For example, the Founder, CEO and Formulator of skin care brand Sunday Riley often tweets directly to her followers, asking casual questions, “What product is missing from our lineup that you wish you had?” (January 14, 2018), or responding to conversations, “I wear [Sunday Riley moisturizer] every night. So glad you are in love!” (December 26, 2017).
The start-up nature of emerging brands also underscores the intense focus that emerging brands have on audiences and continuous feedback. Established brands also gather feedback from consumers on social media, but their approach includes more structured interactions, such as focus groups, formal market research and surveys, which are overseen by various teams. However, some established brands recognise the need to interact digitally with consumers, whether through content creation or conversation on social media.
At Brands Still Matter, Lawrence Kurzius, the Chairman, President and CEO of McCormick & Co. emphasized the critical need for content. He stated that about 60% of McCormick & Co.’s marketing spend is on digital content and social media. As more consumers begin to think of brands as people and base their opinions of a brand through interactions beyond product usage, established companies can be motivated by the conversational and emotional style and emphasis on social media often practised by emerging brands.
Established brands have the marketing support and research force behind them. Many of the same reasons that hinder established companies from reacting quicker to changing consumer preferences or expediting product development cycles can also be its strengths. Full-fledged departments that are entirely dedicated to one or several aspects of the business have insight into local markets and various stages of the supply chain, giving established brands a competitive edge over emerging brands.
Brands Still Matter presenters from both Jefferies and Accenture said it best, “If you are a legacy brand, you have size and more means to invest. Most likely, you’ll have a strong and powerful DNA, but this genetic code needs to be interpreted differently and evolve.”
One of the ways established beauty brands have chosen to evolve is through acquiring or investing in emerging brands.
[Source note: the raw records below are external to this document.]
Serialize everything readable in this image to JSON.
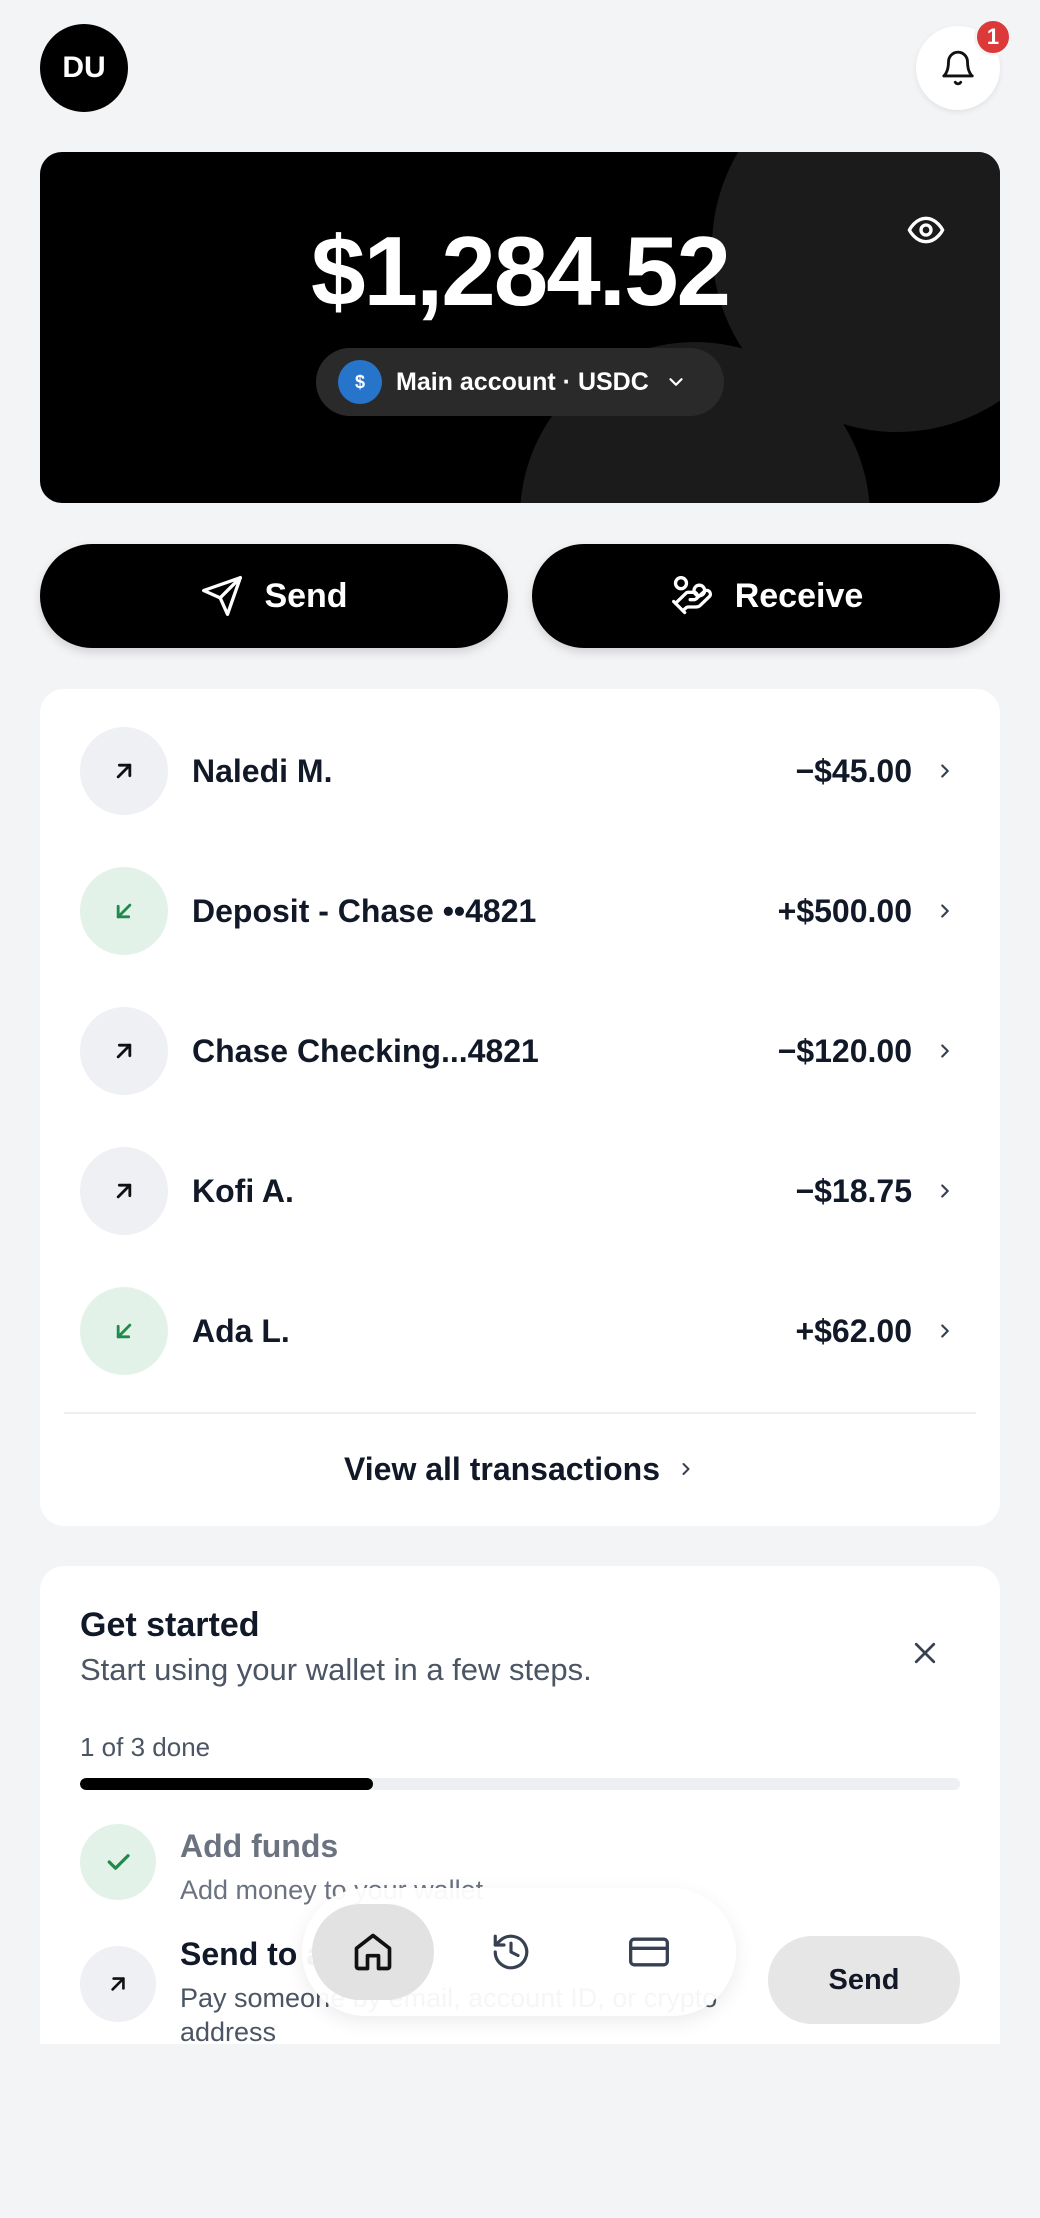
{
  "header": {
    "avatar_initials": "DU",
    "notification_count": "1"
  },
  "balance": {
    "amount": "$1,284.52",
    "account_icon": "$",
    "account_label": "Main account · USDC"
  },
  "actions": {
    "send_label": "Send",
    "receive_label": "Receive"
  },
  "transactions": [
    {
      "name": "Naledi M.",
      "amount": "−$45.00",
      "direction": "out"
    },
    {
      "name": "Deposit - Chase ••4821",
      "amount": "+$500.00",
      "direction": "in"
    },
    {
      "name": "Chase Checking...4821",
      "amount": "−$120.00",
      "direction": "out"
    },
    {
      "name": "Kofi A.",
      "amount": "−$18.75",
      "direction": "out"
    },
    {
      "name": "Ada L.",
      "amount": "+$62.00",
      "direction": "in"
    }
  ],
  "view_all_label": "View all transactions",
  "get_started": {
    "title": "Get started",
    "subtitle": "Start using your wallet in a few steps.",
    "progress_label": "1 of 3 done",
    "progress_fraction": 0.333,
    "steps": [
      {
        "title": "Add funds",
        "description": "Add money to your wallet",
        "done": true
      },
      {
        "title": "Send to a friend",
        "description": "Pay someone by email, account ID, or crypto address",
        "done": false,
        "button_label": "Send"
      }
    ]
  },
  "nav": {
    "items": [
      "home-icon",
      "history-icon",
      "card-icon"
    ],
    "active": "home-icon"
  },
  "colors": {
    "badge": "#dc3a3a",
    "usdc": "#2775ca",
    "incoming": "#1f8a4c"
  }
}
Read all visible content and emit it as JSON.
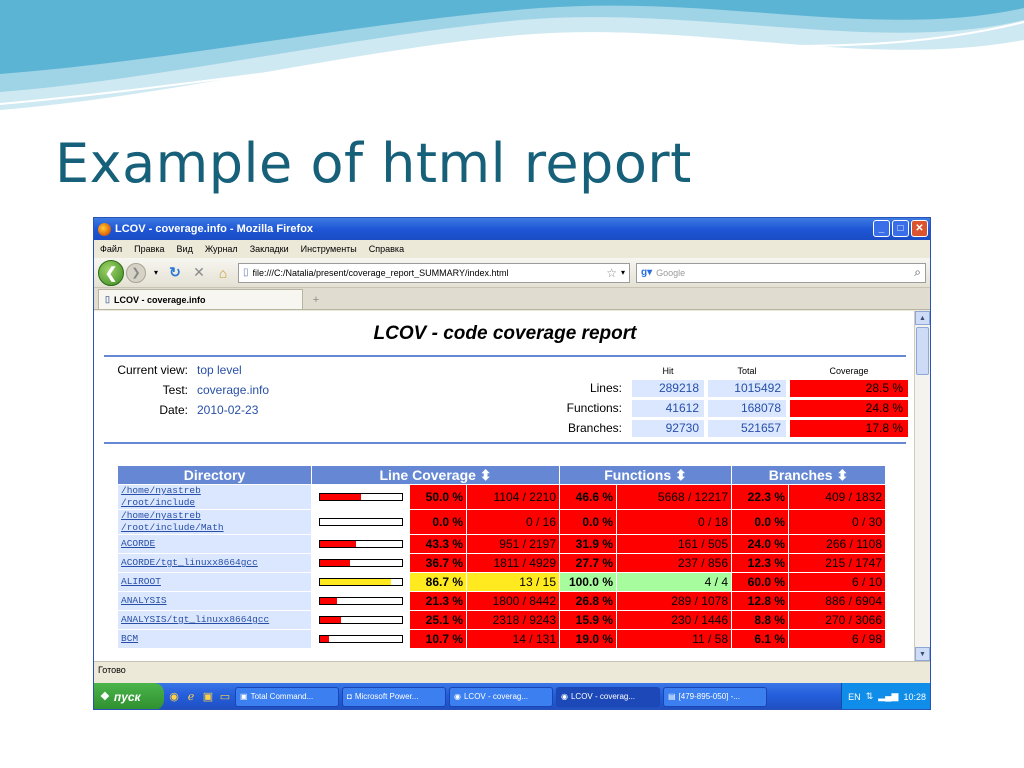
{
  "slide": {
    "title": "Example of html report"
  },
  "window": {
    "title": "LCOV - coverage.info - Mozilla Firefox",
    "menu": [
      "Файл",
      "Правка",
      "Вид",
      "Журнал",
      "Закладки",
      "Инструменты",
      "Справка"
    ],
    "url": "file:///C:/Natalia/present/coverage_report_SUMMARY/index.html",
    "search_placeholder": "Google",
    "tab_label": "LCOV - coverage.info",
    "new_tab": "+",
    "status": "Готово"
  },
  "report": {
    "title": "LCOV - code coverage report",
    "current_view_label": "Current view:",
    "current_view": "top level",
    "test_label": "Test:",
    "test": "coverage.info",
    "date_label": "Date:",
    "date": "2010-02-23",
    "col_hit": "Hit",
    "col_total": "Total",
    "col_coverage": "Coverage",
    "summary": [
      {
        "label": "Lines:",
        "hit": "289218",
        "total": "1015492",
        "coverage": "28.5 %"
      },
      {
        "label": "Functions:",
        "hit": "41612",
        "total": "168078",
        "coverage": "24.8 %"
      },
      {
        "label": "Branches:",
        "hit": "92730",
        "total": "521657",
        "coverage": "17.8 %"
      }
    ],
    "table_headers": {
      "directory": "Directory",
      "line": "Line Coverage ⬍",
      "functions": "Functions ⬍",
      "branches": "Branches ⬍"
    },
    "rows": [
      {
        "dir1": "/home/nyastreb",
        "dir2": "/root/include",
        "line_fill": 0.5,
        "line_pct": "50.0 %",
        "line_abs": "1104 / 2210",
        "line_cls": "cLo",
        "func_pct": "46.6 %",
        "func_abs": "5668 / 12217",
        "func_cls": "cLo",
        "br_pct": "22.3 %",
        "br_abs": "409 / 1832",
        "br_cls": "cLo"
      },
      {
        "dir1": "/home/nyastreb",
        "dir2": "/root/include/Math",
        "line_fill": 0.0,
        "line_pct": "0.0 %",
        "line_abs": "0 / 16",
        "line_cls": "cLo",
        "func_pct": "0.0 %",
        "func_abs": "0 / 18",
        "func_cls": "cLo",
        "br_pct": "0.0 %",
        "br_abs": "0 / 30",
        "br_cls": "cLo"
      },
      {
        "dir1": "ACORDE",
        "dir2": "",
        "line_fill": 0.433,
        "line_pct": "43.3 %",
        "line_abs": "951 / 2197",
        "line_cls": "cLo",
        "func_pct": "31.9 %",
        "func_abs": "161 / 505",
        "func_cls": "cLo",
        "br_pct": "24.0 %",
        "br_abs": "266 / 1108",
        "br_cls": "cLo"
      },
      {
        "dir1": "ACORDE/tgt_linuxx8664gcc",
        "dir2": "",
        "line_fill": 0.367,
        "line_pct": "36.7 %",
        "line_abs": "1811 / 4929",
        "line_cls": "cLo",
        "func_pct": "27.7 %",
        "func_abs": "237 / 856",
        "func_cls": "cLo",
        "br_pct": "12.3 %",
        "br_abs": "215 / 1747",
        "br_cls": "cLo"
      },
      {
        "dir1": "ALIROOT",
        "dir2": "",
        "line_fill": 0.867,
        "line_pct": "86.7 %",
        "line_abs": "13 / 15",
        "line_cls": "cMed",
        "func_pct": "100.0 %",
        "func_abs": "4 / 4",
        "func_cls": "cHi",
        "br_pct": "60.0 %",
        "br_abs": "6 / 10",
        "br_cls": "cLo"
      },
      {
        "dir1": "ANALYSIS",
        "dir2": "",
        "line_fill": 0.213,
        "line_pct": "21.3 %",
        "line_abs": "1800 / 8442",
        "line_cls": "cLo",
        "func_pct": "26.8 %",
        "func_abs": "289 / 1078",
        "func_cls": "cLo",
        "br_pct": "12.8 %",
        "br_abs": "886 / 6904",
        "br_cls": "cLo"
      },
      {
        "dir1": "ANALYSIS/tgt_linuxx8664gcc",
        "dir2": "",
        "line_fill": 0.251,
        "line_pct": "25.1 %",
        "line_abs": "2318 / 9243",
        "line_cls": "cLo",
        "func_pct": "15.9 %",
        "func_abs": "230 / 1446",
        "func_cls": "cLo",
        "br_pct": "8.8 %",
        "br_abs": "270 / 3066",
        "br_cls": "cLo"
      },
      {
        "dir1": "BCM",
        "dir2": "",
        "line_fill": 0.107,
        "line_pct": "10.7 %",
        "line_abs": "14 / 131",
        "line_cls": "cLo",
        "func_pct": "19.0 %",
        "func_abs": "11 / 58",
        "func_cls": "cLo",
        "br_pct": "6.1 %",
        "br_abs": "6 / 98",
        "br_cls": "cLo"
      }
    ]
  },
  "taskbar": {
    "start": "пуск",
    "tasks": [
      "Total Command...",
      "Microsoft Power...",
      "LCOV - coverag...",
      "LCOV - coverag...",
      "[479-895-050] -..."
    ],
    "lang": "EN",
    "clock": "10:28"
  },
  "colors": {
    "header_blue": "#6688d4",
    "low": "#ff0000",
    "medium": "#ffea20",
    "high": "#a7fc9d",
    "cell": "#dae7fe"
  },
  "icons": [
    "firefox-icon",
    "back-arrow-icon",
    "forward-arrow-icon",
    "reload-icon",
    "stop-icon",
    "home-icon",
    "page-icon",
    "star-icon",
    "search-icon",
    "windows-flag-icon"
  ]
}
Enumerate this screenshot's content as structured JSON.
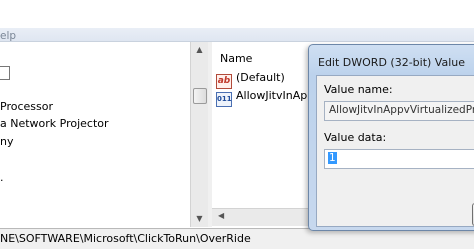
{
  "menubar": {
    "help_fragment": "elp"
  },
  "tree": {
    "items": [
      {
        "label": "e"
      },
      {
        "label": "Processor"
      },
      {
        "label": "a Network Projector"
      },
      {
        "label": "ny"
      },
      {
        "label": "."
      }
    ]
  },
  "list": {
    "columns": [
      "Name"
    ],
    "rows": [
      {
        "icon": "string-value-icon",
        "name": "(Default)"
      },
      {
        "icon": "binary-value-icon",
        "name": "AllowJitvInApp"
      }
    ]
  },
  "statusbar": {
    "path": "NE\\SOFTWARE\\Microsoft\\ClickToRun\\OverRide"
  },
  "dialog": {
    "title": "Edit DWORD (32-bit) Value",
    "value_name_label": "Value name:",
    "value_name": "AllowJitvInAppvVirtualizedProces",
    "value_data_label": "Value data:",
    "value_data": "1"
  },
  "colors": {
    "selection": "#3399ff",
    "dialog_frame": "#bcd2ec"
  }
}
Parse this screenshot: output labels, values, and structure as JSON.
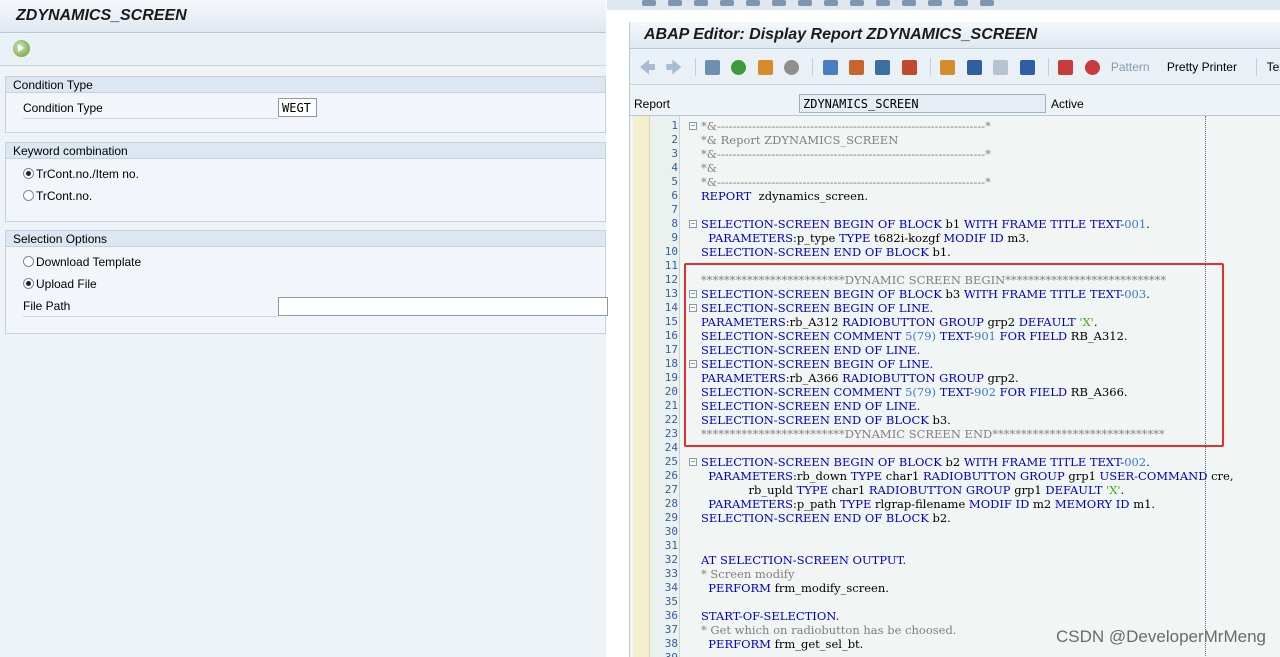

Recent acquisitions and partnerships in the beauty world follow this trend: Unilever’s purchase of Sundial Brands, Hourglass and Schmidt’s Naturals; The Estée Lauder Companies’ investment in Deciem; Procter & Gamble’s purchase of natural deodorant brand Native; and Coty’s stake in direct selling brand Younique in 2017.
Newly-acquired emerging brands are not only able to tap into the size, scale and resources of their parent companies, but also benefit from the stability to fund operations and meet orders as well as the possibility of expansion to other channels and markets.
Brands Still Matter panelist Luis Marconi, Group VP, Grocery Products, of Hormel Foods also highlighted how established brands can learn from newly-acquired emerging brands by keeping the line of communication open between both entities. After Hormel Foods acquired Justin’s, a nut butter brand made popular through sales at farmers’ markets, in 2016, Marconi explained how important it was for Hormel Foods to be part of the Justin’s brand – a shift from the prevailing idea that a newly-acquired brand should be absorbed into the parent company. He also stressed the importance of leaning on the brand’s founder Justin Gold for ideas related to innovation, marketing and every day operations.
As barriers to entry in the beauty world lower and more emerging brands enter the beauty space, resulting in even more competition, emerging brands can partner with established brands or an outside source of funding for support and expansion.